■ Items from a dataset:
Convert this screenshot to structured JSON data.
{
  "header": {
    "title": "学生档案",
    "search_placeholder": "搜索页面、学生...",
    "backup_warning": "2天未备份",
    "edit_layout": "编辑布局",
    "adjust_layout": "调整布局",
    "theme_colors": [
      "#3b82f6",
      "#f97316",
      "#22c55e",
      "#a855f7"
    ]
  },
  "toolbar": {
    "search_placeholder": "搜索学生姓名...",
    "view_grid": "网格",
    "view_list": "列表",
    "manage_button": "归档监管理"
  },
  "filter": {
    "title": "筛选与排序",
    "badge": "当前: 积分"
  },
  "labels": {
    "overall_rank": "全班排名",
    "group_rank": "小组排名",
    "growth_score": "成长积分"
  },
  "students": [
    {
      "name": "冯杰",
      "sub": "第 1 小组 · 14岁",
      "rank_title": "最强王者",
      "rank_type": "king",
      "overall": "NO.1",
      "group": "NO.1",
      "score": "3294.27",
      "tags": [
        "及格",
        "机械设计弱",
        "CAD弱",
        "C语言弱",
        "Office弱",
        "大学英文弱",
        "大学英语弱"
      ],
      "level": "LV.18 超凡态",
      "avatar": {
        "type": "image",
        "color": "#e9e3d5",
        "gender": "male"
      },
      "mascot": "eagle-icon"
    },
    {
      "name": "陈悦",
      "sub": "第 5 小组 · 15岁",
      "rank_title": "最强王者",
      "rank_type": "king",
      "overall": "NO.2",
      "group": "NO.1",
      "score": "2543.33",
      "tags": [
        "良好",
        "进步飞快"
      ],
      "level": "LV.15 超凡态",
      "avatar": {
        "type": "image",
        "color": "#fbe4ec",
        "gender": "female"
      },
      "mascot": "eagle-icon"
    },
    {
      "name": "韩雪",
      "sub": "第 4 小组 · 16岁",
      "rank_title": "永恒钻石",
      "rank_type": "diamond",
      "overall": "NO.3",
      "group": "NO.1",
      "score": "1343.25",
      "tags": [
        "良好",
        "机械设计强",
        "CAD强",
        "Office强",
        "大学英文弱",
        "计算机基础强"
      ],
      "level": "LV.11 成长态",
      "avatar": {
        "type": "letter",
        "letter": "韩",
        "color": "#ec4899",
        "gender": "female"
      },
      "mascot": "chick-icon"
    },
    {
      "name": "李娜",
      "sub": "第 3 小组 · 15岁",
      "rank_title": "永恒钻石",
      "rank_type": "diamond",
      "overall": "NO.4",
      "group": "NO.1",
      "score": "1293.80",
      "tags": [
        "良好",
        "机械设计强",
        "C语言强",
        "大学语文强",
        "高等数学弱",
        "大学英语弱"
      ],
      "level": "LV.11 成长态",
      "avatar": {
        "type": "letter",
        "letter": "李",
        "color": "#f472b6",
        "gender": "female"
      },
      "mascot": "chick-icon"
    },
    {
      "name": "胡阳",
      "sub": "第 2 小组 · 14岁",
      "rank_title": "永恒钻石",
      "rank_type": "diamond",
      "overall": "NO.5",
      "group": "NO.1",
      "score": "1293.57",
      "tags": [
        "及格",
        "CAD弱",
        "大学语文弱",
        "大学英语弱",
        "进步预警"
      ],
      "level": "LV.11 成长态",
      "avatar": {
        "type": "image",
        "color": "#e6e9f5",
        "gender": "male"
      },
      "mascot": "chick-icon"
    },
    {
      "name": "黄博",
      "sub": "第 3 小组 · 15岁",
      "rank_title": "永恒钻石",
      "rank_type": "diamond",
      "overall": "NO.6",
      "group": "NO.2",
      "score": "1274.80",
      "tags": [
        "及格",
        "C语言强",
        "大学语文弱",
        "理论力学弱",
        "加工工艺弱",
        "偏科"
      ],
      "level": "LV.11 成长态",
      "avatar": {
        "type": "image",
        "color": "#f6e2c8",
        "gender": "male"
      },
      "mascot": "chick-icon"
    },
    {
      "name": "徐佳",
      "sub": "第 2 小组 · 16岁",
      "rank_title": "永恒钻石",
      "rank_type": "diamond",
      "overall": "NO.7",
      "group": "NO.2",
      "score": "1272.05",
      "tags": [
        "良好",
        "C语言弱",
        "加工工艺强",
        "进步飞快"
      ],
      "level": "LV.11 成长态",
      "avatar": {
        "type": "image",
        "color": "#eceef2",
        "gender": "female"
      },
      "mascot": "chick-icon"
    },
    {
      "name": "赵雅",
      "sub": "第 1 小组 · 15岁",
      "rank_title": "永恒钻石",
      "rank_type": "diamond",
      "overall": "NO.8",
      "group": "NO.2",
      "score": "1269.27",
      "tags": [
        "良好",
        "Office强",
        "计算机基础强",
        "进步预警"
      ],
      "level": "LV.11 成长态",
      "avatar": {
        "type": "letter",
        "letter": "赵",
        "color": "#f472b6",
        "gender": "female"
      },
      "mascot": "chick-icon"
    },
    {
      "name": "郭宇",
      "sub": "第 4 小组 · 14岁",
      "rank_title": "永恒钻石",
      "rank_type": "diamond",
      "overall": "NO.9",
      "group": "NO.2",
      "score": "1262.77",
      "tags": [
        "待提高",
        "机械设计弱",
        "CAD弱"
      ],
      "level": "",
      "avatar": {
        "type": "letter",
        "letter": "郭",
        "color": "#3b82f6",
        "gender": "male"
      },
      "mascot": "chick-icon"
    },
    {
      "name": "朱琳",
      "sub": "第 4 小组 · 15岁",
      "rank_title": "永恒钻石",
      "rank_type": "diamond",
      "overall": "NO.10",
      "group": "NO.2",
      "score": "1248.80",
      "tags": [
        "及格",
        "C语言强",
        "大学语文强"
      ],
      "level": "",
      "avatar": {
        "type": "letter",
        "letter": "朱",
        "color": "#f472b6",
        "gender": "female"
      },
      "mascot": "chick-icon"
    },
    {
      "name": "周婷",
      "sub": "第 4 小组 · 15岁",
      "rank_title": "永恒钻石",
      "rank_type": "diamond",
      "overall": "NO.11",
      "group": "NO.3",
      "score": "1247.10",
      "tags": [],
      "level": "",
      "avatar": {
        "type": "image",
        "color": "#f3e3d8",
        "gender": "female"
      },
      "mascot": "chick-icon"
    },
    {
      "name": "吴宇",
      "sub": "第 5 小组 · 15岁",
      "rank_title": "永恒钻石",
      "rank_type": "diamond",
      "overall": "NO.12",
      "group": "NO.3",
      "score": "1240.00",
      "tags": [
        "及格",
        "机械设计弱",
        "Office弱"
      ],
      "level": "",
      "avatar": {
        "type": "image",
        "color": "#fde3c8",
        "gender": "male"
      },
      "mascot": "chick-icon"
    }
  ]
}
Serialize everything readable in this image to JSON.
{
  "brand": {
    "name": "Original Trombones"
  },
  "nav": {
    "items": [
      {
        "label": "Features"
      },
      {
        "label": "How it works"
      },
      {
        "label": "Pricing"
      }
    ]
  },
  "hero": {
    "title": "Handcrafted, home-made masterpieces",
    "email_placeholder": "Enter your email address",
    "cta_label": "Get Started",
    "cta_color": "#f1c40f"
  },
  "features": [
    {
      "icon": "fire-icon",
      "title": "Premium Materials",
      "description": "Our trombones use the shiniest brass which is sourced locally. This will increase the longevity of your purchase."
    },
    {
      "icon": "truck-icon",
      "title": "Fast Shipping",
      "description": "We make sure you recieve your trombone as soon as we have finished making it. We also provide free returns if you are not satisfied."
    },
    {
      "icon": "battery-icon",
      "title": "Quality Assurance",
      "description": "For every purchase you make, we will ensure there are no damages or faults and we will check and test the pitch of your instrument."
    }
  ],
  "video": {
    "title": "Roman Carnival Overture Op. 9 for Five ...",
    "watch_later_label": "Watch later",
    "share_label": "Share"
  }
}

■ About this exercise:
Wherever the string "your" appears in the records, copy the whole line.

■ Result:
    "email_placeholder": "Enter your email address",
      "description": "Our trombones use the shiniest brass which is sourced locally. This will increase the longevity of your purchase."
      "description": "We make sure you recieve your trombone as soon as we have finished making it. We also provide free returns if you are not satisfied."
      "description": "For every purchase you make, we will ensure there are no damages or faults and we will check and test the pitch of your instrument."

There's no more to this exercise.